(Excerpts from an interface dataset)
________

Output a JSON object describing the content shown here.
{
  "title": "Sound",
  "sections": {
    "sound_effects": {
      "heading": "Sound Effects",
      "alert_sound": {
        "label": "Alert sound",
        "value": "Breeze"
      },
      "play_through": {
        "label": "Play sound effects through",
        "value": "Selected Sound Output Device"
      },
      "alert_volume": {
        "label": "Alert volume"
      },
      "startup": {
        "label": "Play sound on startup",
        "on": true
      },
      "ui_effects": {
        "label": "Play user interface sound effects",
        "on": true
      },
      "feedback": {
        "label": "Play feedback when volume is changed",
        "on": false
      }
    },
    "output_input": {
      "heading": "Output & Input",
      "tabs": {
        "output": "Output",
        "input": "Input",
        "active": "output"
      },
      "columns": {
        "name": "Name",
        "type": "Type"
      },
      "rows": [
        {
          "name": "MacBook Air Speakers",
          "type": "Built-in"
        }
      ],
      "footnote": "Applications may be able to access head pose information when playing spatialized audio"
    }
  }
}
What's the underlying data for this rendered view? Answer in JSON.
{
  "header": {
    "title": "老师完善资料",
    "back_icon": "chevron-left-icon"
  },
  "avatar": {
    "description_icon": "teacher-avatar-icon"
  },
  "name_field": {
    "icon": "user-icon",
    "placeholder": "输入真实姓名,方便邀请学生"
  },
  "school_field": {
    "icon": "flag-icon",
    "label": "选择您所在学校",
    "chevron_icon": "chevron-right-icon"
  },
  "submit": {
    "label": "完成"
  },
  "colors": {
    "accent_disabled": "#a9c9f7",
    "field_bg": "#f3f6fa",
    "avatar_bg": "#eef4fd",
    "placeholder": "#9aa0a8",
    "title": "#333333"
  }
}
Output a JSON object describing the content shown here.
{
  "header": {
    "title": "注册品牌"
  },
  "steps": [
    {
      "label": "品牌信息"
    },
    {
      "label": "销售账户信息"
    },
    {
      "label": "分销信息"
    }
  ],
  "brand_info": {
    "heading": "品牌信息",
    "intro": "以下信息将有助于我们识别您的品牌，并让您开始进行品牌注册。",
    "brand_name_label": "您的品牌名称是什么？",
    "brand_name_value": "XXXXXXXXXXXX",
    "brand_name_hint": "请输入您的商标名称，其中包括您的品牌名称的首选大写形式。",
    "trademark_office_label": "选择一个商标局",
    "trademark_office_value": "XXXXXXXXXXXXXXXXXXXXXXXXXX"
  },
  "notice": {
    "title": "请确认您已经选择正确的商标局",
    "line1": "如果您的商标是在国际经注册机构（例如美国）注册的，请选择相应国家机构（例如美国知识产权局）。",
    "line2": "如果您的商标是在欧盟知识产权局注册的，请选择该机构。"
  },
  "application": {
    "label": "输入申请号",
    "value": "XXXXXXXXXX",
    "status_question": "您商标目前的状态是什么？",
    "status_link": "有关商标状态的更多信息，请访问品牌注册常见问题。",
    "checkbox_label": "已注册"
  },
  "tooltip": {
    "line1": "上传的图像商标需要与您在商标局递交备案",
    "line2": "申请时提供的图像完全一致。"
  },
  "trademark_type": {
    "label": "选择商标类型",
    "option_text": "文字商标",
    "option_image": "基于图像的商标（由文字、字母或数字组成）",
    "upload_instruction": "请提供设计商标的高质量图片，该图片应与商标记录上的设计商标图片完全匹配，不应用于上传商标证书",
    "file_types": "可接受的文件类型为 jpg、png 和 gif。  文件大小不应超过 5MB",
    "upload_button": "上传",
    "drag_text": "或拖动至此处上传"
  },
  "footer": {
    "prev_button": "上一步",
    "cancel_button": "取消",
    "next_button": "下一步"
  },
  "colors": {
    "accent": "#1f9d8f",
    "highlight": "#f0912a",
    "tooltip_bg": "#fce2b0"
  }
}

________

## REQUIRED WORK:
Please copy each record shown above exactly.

## OUTPUT:
Output a JSON object describing the content shown here.
{
  "title": "Sound",
  "sections": {
    "sound_effects": {
      "heading": "Sound Effects",
      "alert_sound": {
        "label": "Alert sound",
        "value": "Breeze"
      },
      "play_through": {
        "label": "Play sound effects through",
        "value": "Selected Sound Output Device"
      },
      "alert_volume": {
        "label": "Alert volume"
      },
      "startup": {
        "label": "Play sound on startup",
        "on": true
      },
      "ui_effects": {
        "label": "Play user interface sound effects",
        "on": true
      },
      "feedback": {
        "label": "Play feedback when volume is changed",
        "on": false
      }
    },
    "output_input": {
      "heading": "Output & Input",
      "tabs": {
        "output": "Output",
        "input": "Input",
        "active": "output"
      },
      "columns": {
        "name": "Name",
        "type": "Type"
      },
      "rows": [
        {
          "name": "MacBook Air Speakers",
          "type": "Built-in"
        }
      ],
      "footnote": "Applications may be able to access head pose information when playing spatialized audio"
    }
  }
}
What's the underlying data for this rendered view? Answer in JSON.
{
  "header": {
    "title": "老师完善资料",
    "back_icon": "chevron-left-icon"
  },
  "avatar": {
    "description_icon": "teacher-avatar-icon"
  },
  "name_field": {
    "icon": "user-icon",
    "placeholder": "输入真实姓名,方便邀请学生"
  },
  "school_field": {
    "icon": "flag-icon",
    "label": "选择您所在学校",
    "chevron_icon": "chevron-right-icon"
  },
  "submit": {
    "label": "完成"
  },
  "colors": {
    "accent_disabled": "#a9c9f7",
    "field_bg": "#f3f6fa",
    "avatar_bg": "#eef4fd",
    "placeholder": "#9aa0a8",
    "title": "#333333"
  }
}
Output a JSON object describing the content shown here.
{
  "header": {
    "title": "注册品牌"
  },
  "steps": [
    {
      "label": "品牌信息"
    },
    {
      "label": "销售账户信息"
    },
    {
      "label": "分销信息"
    }
  ],
  "brand_info": {
    "heading": "品牌信息",
    "intro": "以下信息将有助于我们识别您的品牌，并让您开始进行品牌注册。",
    "brand_name_label": "您的品牌名称是什么？",
    "brand_name_value": "XXXXXXXXXXXX",
    "brand_name_hint": "请输入您的商标名称，其中包括您的品牌名称的首选大写形式。",
    "trademark_office_label": "选择一个商标局",
    "trademark_office_value": "XXXXXXXXXXXXXXXXXXXXXXXXXX"
  },
  "notice": {
    "title": "请确认您已经选择正确的商标局",
    "line1": "如果您的商标是在国际经注册机构（例如美国）注册的，请选择相应国家机构（例如美国知识产权局）。",
    "line2": "如果您的商标是在欧盟知识产权局注册的，请选择该机构。"
  },
  "application": {
    "label": "输入申请号",
    "value": "XXXXXXXXXX",
    "status_question": "您商标目前的状态是什么？",
    "status_link": "有关商标状态的更多信息，请访问品牌注册常见问题。",
    "checkbox_label": "已注册"
  },
  "tooltip": {
    "line1": "上传的图像商标需要与您在商标局递交备案",
    "line2": "申请时提供的图像完全一致。"
  },
  "trademark_type": {
    "label": "选择商标类型",
    "option_text": "文字商标",
    "option_image": "基于图像的商标（由文字、字母或数字组成）",
    "upload_instruction": "请提供设计商标的高质量图片，该图片应与商标记录上的设计商标图片完全匹配，不应用于上传商标证书",
    "file_types": "可接受的文件类型为 jpg、png 和 gif。  文件大小不应超过 5MB",
    "upload_button": "上传",
    "drag_text": "或拖动至此处上传"
  },
  "footer": {
    "prev_button": "上一步",
    "cancel_button": "取消",
    "next_button": "下一步"
  },
  "colors": {
    "accent": "#1f9d8f",
    "highlight": "#f0912a",
    "tooltip_bg": "#fce2b0"
  }
}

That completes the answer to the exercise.